If your MIL finds Christmas generally difficult, sad, etc then she needs to make room to express those feelings on another day and at another time on any of the other 300+ days, just not Christmas.
If Christmas spent at home is what you want, surrounded by those whom you wish to keep the company of, that's what you should have. Why should you have to go away and at extra cost?
You'll feel anxious if she's there, and likely uncomfortable with the idea of her absence, however, a calm Christmas is what you're aiming for.
As awkward as it is, it's not going to go away and needs to be discussed as soon as possible with your husband.
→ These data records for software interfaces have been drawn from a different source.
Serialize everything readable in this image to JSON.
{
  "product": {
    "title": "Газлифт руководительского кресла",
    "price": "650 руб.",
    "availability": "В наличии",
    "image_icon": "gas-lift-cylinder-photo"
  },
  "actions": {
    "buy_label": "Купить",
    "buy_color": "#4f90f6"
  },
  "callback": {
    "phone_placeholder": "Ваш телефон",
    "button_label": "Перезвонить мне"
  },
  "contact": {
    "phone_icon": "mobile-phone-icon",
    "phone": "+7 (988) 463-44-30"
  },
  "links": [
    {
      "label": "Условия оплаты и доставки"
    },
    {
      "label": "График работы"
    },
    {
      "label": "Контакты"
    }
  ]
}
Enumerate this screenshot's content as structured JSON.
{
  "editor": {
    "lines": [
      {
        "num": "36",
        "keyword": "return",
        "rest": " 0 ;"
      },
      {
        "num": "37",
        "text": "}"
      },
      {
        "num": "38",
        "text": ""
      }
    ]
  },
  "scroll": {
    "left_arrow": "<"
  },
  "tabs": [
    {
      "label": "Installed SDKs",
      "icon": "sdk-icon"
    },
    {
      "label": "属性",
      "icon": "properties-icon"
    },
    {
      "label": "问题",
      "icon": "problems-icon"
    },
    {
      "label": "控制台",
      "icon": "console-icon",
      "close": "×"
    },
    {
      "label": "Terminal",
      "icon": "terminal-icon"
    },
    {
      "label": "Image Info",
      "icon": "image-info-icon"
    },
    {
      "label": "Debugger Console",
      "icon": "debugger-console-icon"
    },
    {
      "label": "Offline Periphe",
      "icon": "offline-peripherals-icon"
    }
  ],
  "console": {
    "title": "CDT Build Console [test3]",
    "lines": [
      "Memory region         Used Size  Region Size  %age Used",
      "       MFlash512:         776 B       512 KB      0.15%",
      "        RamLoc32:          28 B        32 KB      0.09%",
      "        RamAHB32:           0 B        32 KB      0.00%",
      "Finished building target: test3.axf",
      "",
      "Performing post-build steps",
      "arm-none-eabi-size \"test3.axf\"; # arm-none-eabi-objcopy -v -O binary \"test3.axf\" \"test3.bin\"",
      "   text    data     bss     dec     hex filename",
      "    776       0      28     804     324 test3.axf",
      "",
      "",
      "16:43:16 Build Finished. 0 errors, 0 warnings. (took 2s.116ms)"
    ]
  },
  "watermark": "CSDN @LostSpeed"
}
Your MIL could compromise and attend on the agreement that she has alcohol free wine/drinks...afterall, it's about the taste, right? If she's insisting on drinking regular wine, then that's where the line must be drawn. Added, that if she doesn't stick to alcohol free, then should be asked to leave and her invitation withdrawn from future occasions.
Same if she turns up/is picked up and she's already half cut.
Based on historical proof, your MIL can't be trusted not to ruin the occasion. Furthermore, feelings aside, extending an open invitation to your MIL and anxiously awaiting her attendance is likely setting yourself (and those around you) up for disappointment and anguish. It's not an occasion to be made about her, but unfortunately it's already becoming that - constructed around her. I know because I, well the entire family, had the same thing for 2 decades with my MIL.
I'm not one for alcoholism being a disease (it's the pattern of unaddresssed underlying trauma, grief and disatisfaction not the booze) and to excuse someone for poor behaviour (as my husband and his family did) is enabling - the drunk don't eat %hit! Christmas day is no place to make room for one person's dysfunction, why should you and everyone else keep putting yourselves aside to accommodate one person's toxicity, MIL or not?
I fought my own husband and inlaws for the same thing. Nothing changed.
We're now divorcing, have an adult child and only after many ruined Christmases, Birthdays, you name it, always special occasions, which can't be replaced. It didn't happen because of my MIL's behaviour alone, but because the family made room for it, repeatedly. And she still hasn't sought help, because she lives in denial, blames others, is unappreciative and never remorseful.
Though undiagnosed it appears, my MIL is Borderline and rather Narcissistic, neither can be fixed.
The solution for my husband and family in law all these years has been to hide the wine, put up with her rants and abuse only to be asked to smile the next day and not hold the MIL accountable for her behaviour. No consequence, no need to change.
So, not in so many words, but the message received was that everyone else must accept her as she is, and everyone else, but her must make changes infinitely.
It's such a difficult thing, but if things remain the same, everyone loses...
Wishing you the best x